Dysfunction of the SI joint can result in lower back pain, pain in the buttock, and/or leg pain. This condition shares some similarities with other diagnoses, such as lumbar disc herniation and piriformis syndrome, which is why it is important to differentiate from these conditions to provide the most effective treatment plan.
There are 3 main mechanisms for SI joint dysfunction including:
- Hypermobility/ instability (too much movement)- this typically causes pain through the lower back/ hip area and may radiate around the front into the groin region.
- Hypomobility (too little movement)- this can cause the muscles to tense up, cause pain, and limits mobility. This can cause pain through one side of the lower back/ buttock and may also radiate into the back of the leg.
- Inflammation/ Sacroiliitis– inflammation of the SI joints can produce pelvic pain and stiffness. Sacroiliitis may be secondary to SI joint dysfunction, or can occur independently with the joint functioning normally- this may then be resultant from an infection, rheumatoid condition etc.
SI dysfunction most commonly affects young and middle-aged women due to the differing pelvis shape from men. The risk also heightens in women who are pregnant or who have recently given birth, due to the laxity of the SI ligaments caused by a hormone to allow the pelvis to stretch for the safe delivery of a baby.
- Lower back pain- typically a dull ache on one side, but can affect both sides.

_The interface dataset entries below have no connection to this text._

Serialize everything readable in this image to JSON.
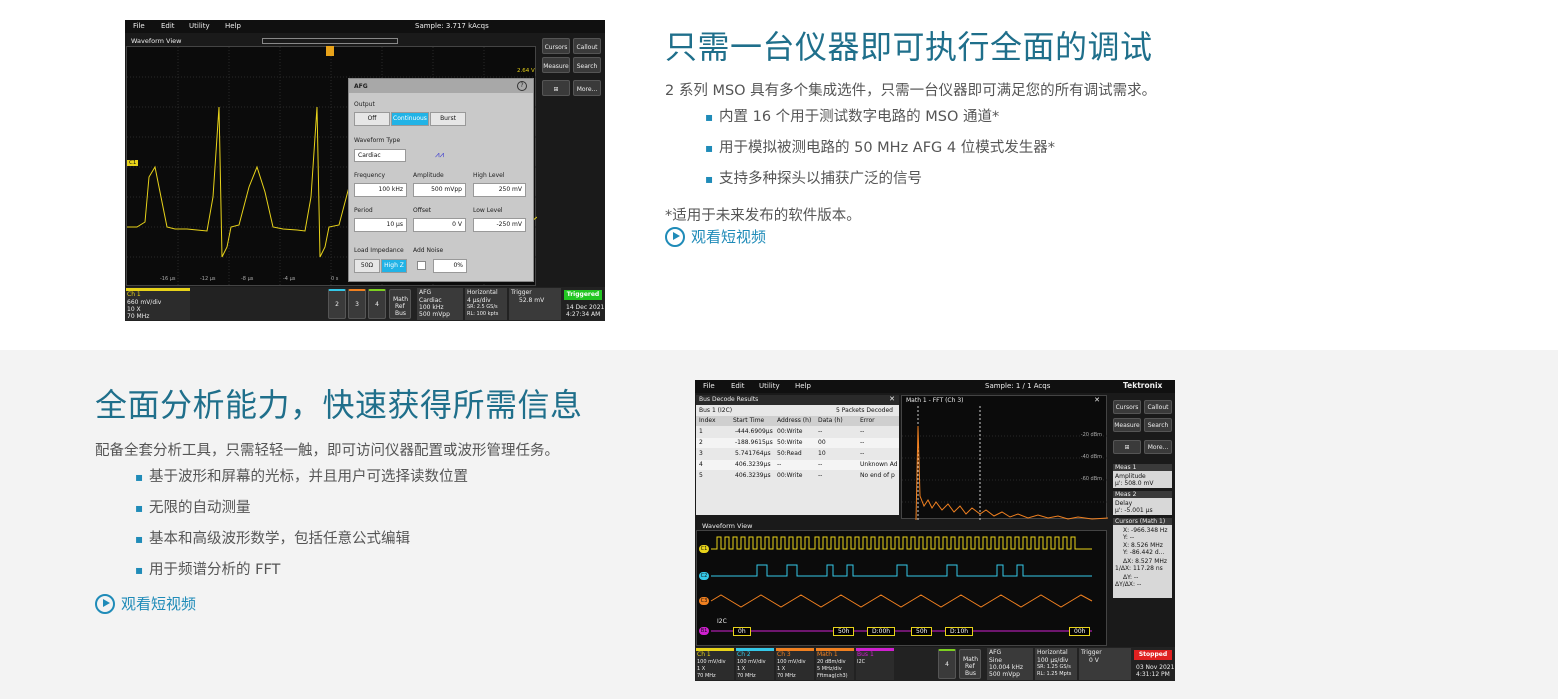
{
  "section1": {
    "title": "只需一台仪器即可执行全面的调试",
    "lead": "2 系列 MSO 具有多个集成选件，只需一台仪器即可满足您的所有调试需求。",
    "bullets": [
      "内置 16 个用于测试数字电路的 MSO 通道*",
      "用于模拟被测电路的 50 MHz AFG 4 位模式发生器*",
      "支持多种探头以捕获广泛的信号"
    ],
    "note": "*适用于未来发布的软件版本。",
    "video_link": "观看短视频",
    "scope": {
      "menu": [
        "File",
        "Edit",
        "Utility",
        "Help"
      ],
      "sample": "Sample: 3.717 kAcqs",
      "view_title": "Waveform View",
      "right_buttons": [
        "Cursors",
        "Callout",
        "Measure",
        "Search",
        "More..."
      ],
      "afg": {
        "title": "AFG",
        "output_label": "Output",
        "output_options": [
          "Off",
          "Continuous",
          "Burst"
        ],
        "waveform_type_label": "Waveform Type",
        "waveform_type": "Cardiac",
        "frequency_label": "Frequency",
        "frequency": "100 kHz",
        "amplitude_label": "Amplitude",
        "amplitude": "500 mVpp",
        "high_level_label": "High Level",
        "high_level": "250 mV",
        "period_label": "Period",
        "period": "10 µs",
        "offset_label": "Offset",
        "offset": "0 V",
        "low_level_label": "Low Level",
        "low_level": "-250 mV",
        "load_impedance_label": "Load Impedance",
        "load_options": [
          "50Ω",
          "High Z"
        ],
        "add_noise_label": "Add Noise",
        "noise": "0%"
      },
      "volt_label": "2.64 V",
      "ch_marker": "C1",
      "time_ticks": [
        "-16 µs",
        "-12 µs",
        "-8 µs",
        "-4 µs",
        "0 s"
      ],
      "status": {
        "ch1_title": "Ch 1",
        "ch1_lines": [
          "660 mV/div",
          "10 X",
          "70 MHz"
        ],
        "ch_buttons": [
          "2",
          "3",
          "4"
        ],
        "math": [
          "Math",
          "Ref",
          "Bus"
        ],
        "afg_title": "AFG",
        "afg_lines": [
          "Cardiac",
          "100 kHz",
          "500 mVpp"
        ],
        "horiz_title": "Horizontal",
        "horiz_lines": [
          "4 µs/div",
          "SR: 2.5 GS/s",
          "RL: 100 kpts"
        ],
        "trigger_title": "Trigger",
        "trigger_line": "52.8 mV",
        "triggered": "Triggered",
        "date": "14 Dec 2021",
        "time": "4:27:34 AM"
      }
    }
  },
  "section2": {
    "title": "全面分析能力，快速获得所需信息",
    "lead": "配备全套分析工具，只需轻轻一触，即可访问仪器配置或波形管理任务。",
    "bullets": [
      "基于波形和屏幕的光标，并且用户可选择读数位置",
      "无限的自动测量",
      "基本和高级波形数学，包括任意公式编辑",
      "用于频谱分析的 FFT"
    ],
    "video_link": "观看短视频",
    "scope": {
      "menu": [
        "File",
        "Edit",
        "Utility",
        "Help"
      ],
      "sample": "Sample: 1 / 1 Acqs",
      "brand": "Tektronix",
      "bus_title": "Bus Decode Results",
      "bus_name": "Bus 1 (I2C)",
      "packets": "5 Packets Decoded",
      "columns": [
        "Index",
        "Start Time",
        "Address (h)",
        "Data (h)",
        "Error"
      ],
      "rows": [
        [
          "1",
          "-444.6909µs",
          "00:Write",
          "--",
          "--"
        ],
        [
          "2",
          "-188.9615µs",
          "50:Write",
          "00",
          "--"
        ],
        [
          "3",
          "5.741764µs",
          "50:Read",
          "10",
          "--"
        ],
        [
          "4",
          "406.3239µs",
          "--",
          "--",
          "Unknown Ad"
        ],
        [
          "5",
          "406.3239µs",
          "00:Write",
          "--",
          "No end of p"
        ]
      ],
      "fft_title": "Math 1 - FFT (Ch 3)",
      "fft_db": [
        "-20 dBm",
        "-40 dBm",
        "-60 dBm"
      ],
      "view_title": "Waveform View",
      "bus_label": "I2C",
      "bus_packets": [
        "0h",
        "50h",
        "D:00h",
        "50h",
        "D:10h",
        "00h"
      ],
      "right_buttons": [
        "Cursors",
        "Callout",
        "Measure",
        "Search",
        "More..."
      ],
      "meas1_title": "Meas 1",
      "meas1_lines": [
        "Amplitude",
        "µ': 508.0 mV"
      ],
      "meas2_title": "Meas 2",
      "meas2_lines": [
        "Delay",
        "µ': -5.001 µs"
      ],
      "cursors_title": "Cursors (Math 1)",
      "cursors_lines": [
        "X: -966.348 Hz",
        "Y: --",
        "X: 8.526 MHz",
        "Y: -86.442 d...",
        "ΔX: 8.527 MHz",
        "1/ΔX: 117.28 ns",
        "ΔY: --",
        "ΔY/ΔX: --"
      ],
      "status": {
        "ch1_title": "Ch 1",
        "ch1_lines": [
          "100 mV/div",
          "1 X",
          "70 MHz"
        ],
        "ch2_title": "Ch 2",
        "ch2_lines": [
          "100 mV/div",
          "1 X",
          "70 MHz"
        ],
        "ch3_title": "Ch 3",
        "ch3_lines": [
          "100 mV/div",
          "1 X",
          "70 MHz"
        ],
        "math1_title": "Math 1",
        "math1_lines": [
          "20 dBm/div",
          "5 MHz/div",
          "Fftmag(ch3)"
        ],
        "bus1_title": "Bus 1",
        "bus1_lines": [
          "I2C"
        ],
        "ch4": "4",
        "math": [
          "Math",
          "Ref",
          "Bus"
        ],
        "afg_title": "AFG",
        "afg_lines": [
          "Sine",
          "10.004 kHz",
          "500 mVpp"
        ],
        "horiz_title": "Horizontal",
        "horiz_lines": [
          "100 µs/div",
          "SR: 1.25 GS/s",
          "RL: 1.25 Mpts"
        ],
        "trigger_title": "Trigger",
        "trigger_line": "0 V",
        "stopped": "Stopped",
        "date": "03 Nov 2021",
        "time": "4:31:12 PM"
      }
    }
  }
}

- Pain can also spread to the buttock, outer hip, outer thigh, and groin.
- Hot, sharp, stabbing pain, or sometimes pins and needles/ numbness into the buttocks or back of the thigh/s (this rarely travels past the knees).
- Stiffness through the lower back, hips, and pelvis.

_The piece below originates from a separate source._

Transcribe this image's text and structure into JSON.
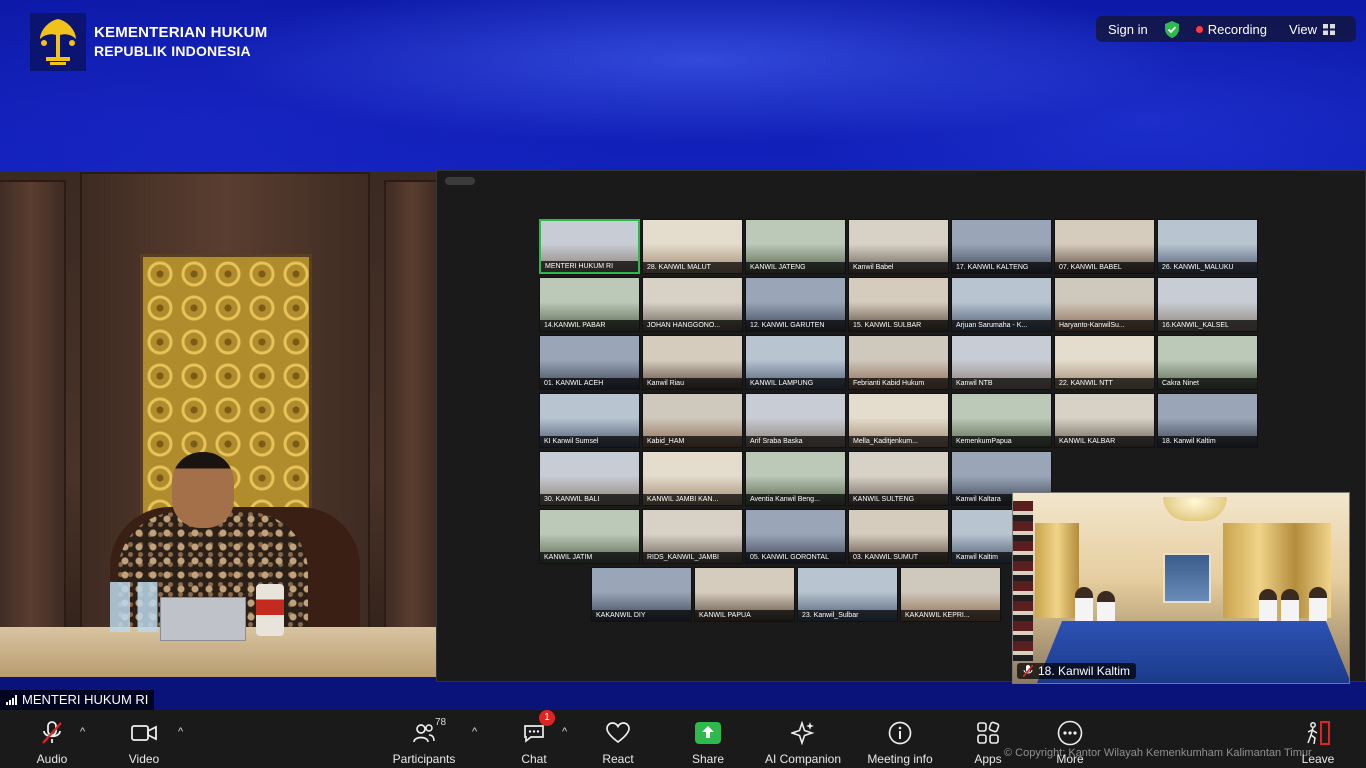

- Pain may worsen when increasing pressure on the joint affected, I.E. when sitting to standing, walking up/ downstairs, jogging, lying on the side affected.
Conditions SI dysfunction may be confused with:
- Hip bursitis/ tendinopathy
- Piriformis syndrome
- Lumbar facet syndrome
- Lumbar disc herniation/ protrusion
- Lumbar radiculopathy
- Ankylosing Spondylitis
Initially, your therapist will perform a physical assessment of the lumbar spine, pelvis, and hips in order to exclude any of the above conditions and formulate a diagnosis. From here a treatment plan can be devised.
Manual therapy can be used in order to effectively treat an SI dysfunction. The aim of treatment will be to:
- Improve mobility of the surrounding joints, including the hips and lumbar spine to reduce pressure on the SI joints
- Improve mobility of the SI joint if it is hypermobile
- Relax the surrounding muscles
- Balance the pair of SI joints to enhance cohesion
- Ensure the sacrum/pelvis is aligned to improve maximum joint efficiency